Detailed description of the process
The basis of a challenge session, then, is to generate a series of challenge statements, defined as deliberately provocative statements about a particular situation. These are usually generated by taking accepted wisdoms - things which are taken for granted about a particular situation - and treating them as though they were not true. This initially calls for a suspension of judgment, and the uncritical use of specific challenge statements to generate ideas about solving the problem. This logical 'reversal' helps individuals and groups move away from conventional modes of thinking, and provides a starting point for original, creative thinking.

As an example, we could make a statement that modern organisations should not have a physical library. In many situations, this would not be a good idea! However, this leads one to think of an organisation with distributed collections on bookshelves which means that staff have to walk around the building, potentially talking to others as they go. This could contribute to strengthening informal interactions, which are at the heart of effective knowledge and learning within an organisation. With this particular example, there are potential issues, namely, security and stock maintenance, which would also need to be addressed if this challenge statement were to become reality. The process for a challenge session is as follows:

  • Identify the problem: This should ideally be a well defined problem or issue faced by a team or organisation.
  • Brainstorm a series of challenge statements: This may be done by the whole group or sub-groups.
  • Use the challenge statements to generate new ideas: Address the following checklist:
    • What are the consequences of the statement?
    • What are the possible benefits?
    • What special circumstances would be required to make it a sensible solution?
    • What are the principles needed to support it and make it work?
    • How it would work as a step-by-step process?
    • What would happen if a sequence of events was changed?
  • Prioritise the best ideas. Use pilots to test them out in the live environment.
  • Rollout more widely.

As with other lateral thinking techniques, use of challenge sessions does not guarantee production of good or relevant ideas. Frequently, though, it can help generate completely new ideas and concepts. The key is effective facilitation of the group through the creative thinking process.

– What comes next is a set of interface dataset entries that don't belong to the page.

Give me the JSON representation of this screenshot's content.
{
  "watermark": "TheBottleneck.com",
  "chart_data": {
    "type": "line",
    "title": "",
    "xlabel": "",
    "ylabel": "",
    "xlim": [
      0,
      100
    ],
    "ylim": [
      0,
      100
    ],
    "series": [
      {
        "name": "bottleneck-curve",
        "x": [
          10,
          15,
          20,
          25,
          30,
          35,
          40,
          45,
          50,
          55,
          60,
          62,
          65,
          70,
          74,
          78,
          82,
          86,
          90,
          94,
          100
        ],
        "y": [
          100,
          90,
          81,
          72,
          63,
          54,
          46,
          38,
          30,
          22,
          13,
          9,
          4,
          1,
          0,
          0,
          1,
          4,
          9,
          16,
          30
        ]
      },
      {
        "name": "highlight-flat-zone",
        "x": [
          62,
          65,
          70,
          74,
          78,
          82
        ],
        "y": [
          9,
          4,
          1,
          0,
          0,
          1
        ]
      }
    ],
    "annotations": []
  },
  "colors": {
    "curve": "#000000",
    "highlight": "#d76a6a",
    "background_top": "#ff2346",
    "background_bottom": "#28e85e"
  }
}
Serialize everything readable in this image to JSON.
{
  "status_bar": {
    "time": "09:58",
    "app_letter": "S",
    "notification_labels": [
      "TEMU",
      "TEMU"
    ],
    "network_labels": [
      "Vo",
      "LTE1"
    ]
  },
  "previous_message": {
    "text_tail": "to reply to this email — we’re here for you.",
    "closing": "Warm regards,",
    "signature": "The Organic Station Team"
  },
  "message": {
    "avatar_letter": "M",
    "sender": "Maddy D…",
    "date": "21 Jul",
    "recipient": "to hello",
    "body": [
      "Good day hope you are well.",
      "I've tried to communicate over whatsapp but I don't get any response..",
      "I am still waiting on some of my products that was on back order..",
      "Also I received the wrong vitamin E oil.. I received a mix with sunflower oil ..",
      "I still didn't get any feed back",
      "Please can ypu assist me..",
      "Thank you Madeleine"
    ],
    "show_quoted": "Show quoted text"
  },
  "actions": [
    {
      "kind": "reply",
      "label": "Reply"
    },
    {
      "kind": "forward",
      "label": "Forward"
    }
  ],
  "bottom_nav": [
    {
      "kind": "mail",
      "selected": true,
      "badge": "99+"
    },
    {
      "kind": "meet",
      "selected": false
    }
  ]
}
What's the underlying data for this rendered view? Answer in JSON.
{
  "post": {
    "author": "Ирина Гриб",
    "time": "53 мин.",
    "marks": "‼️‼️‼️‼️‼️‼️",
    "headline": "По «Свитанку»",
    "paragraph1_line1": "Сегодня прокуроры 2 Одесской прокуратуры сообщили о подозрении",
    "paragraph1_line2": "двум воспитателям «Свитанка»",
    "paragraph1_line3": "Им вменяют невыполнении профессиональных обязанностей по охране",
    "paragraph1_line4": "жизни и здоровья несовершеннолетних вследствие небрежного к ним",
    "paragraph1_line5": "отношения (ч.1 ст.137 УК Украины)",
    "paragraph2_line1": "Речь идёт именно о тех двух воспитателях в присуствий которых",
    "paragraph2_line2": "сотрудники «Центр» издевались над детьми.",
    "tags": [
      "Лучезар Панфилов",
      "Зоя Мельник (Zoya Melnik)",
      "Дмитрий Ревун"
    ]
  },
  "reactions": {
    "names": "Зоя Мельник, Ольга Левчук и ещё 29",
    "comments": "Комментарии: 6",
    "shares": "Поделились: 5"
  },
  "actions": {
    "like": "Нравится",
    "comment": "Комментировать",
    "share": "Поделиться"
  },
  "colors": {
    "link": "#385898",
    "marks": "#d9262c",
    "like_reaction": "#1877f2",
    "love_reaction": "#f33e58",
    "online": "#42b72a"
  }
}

Example: The EUFORIC network
A Europe-wide network of development practitioners asked ODI to help facilitate a session on networking. There were over 40 participants from very different organisations, speaking different languages. The overriding objective was to develop a set of ideas for use in the strategy of the EUFORIC network in the future. The challenge statements were as follows:

  • Challenge 1: European development organisations and professionals do most of their effective networking with institutions and people that are similar to themselves.
  • Challenge 2: For European development organisations and professionals, effective networking is largely the result of individual rather than institutional relationships.
  • Challenge 3: European development organisations and professionals do most of their networking for funding purposes.
  • Challenge 4: European development organisations and professionals within them do most of their effective networking in an unplanned and opportunistic manner.

The room was divided into groups asked to address these issues in terms of:

  • Level of agreement/disagreement
  • Consequences of challenge statement being true/false
  • Benefits
  • Approaches to overcome the problem
  • Interesting examples and lessons from own experience

After addressing the issues, the teams were asked to write up the key lessons on flipchart paper. The other participants were invited to mark their favourites, thus identifying areas of key relevance.

This tool first appeared in the ODI Toolkit, Tools for Knowledge and Learning: A Guide for Development and Humanitarian Organisations.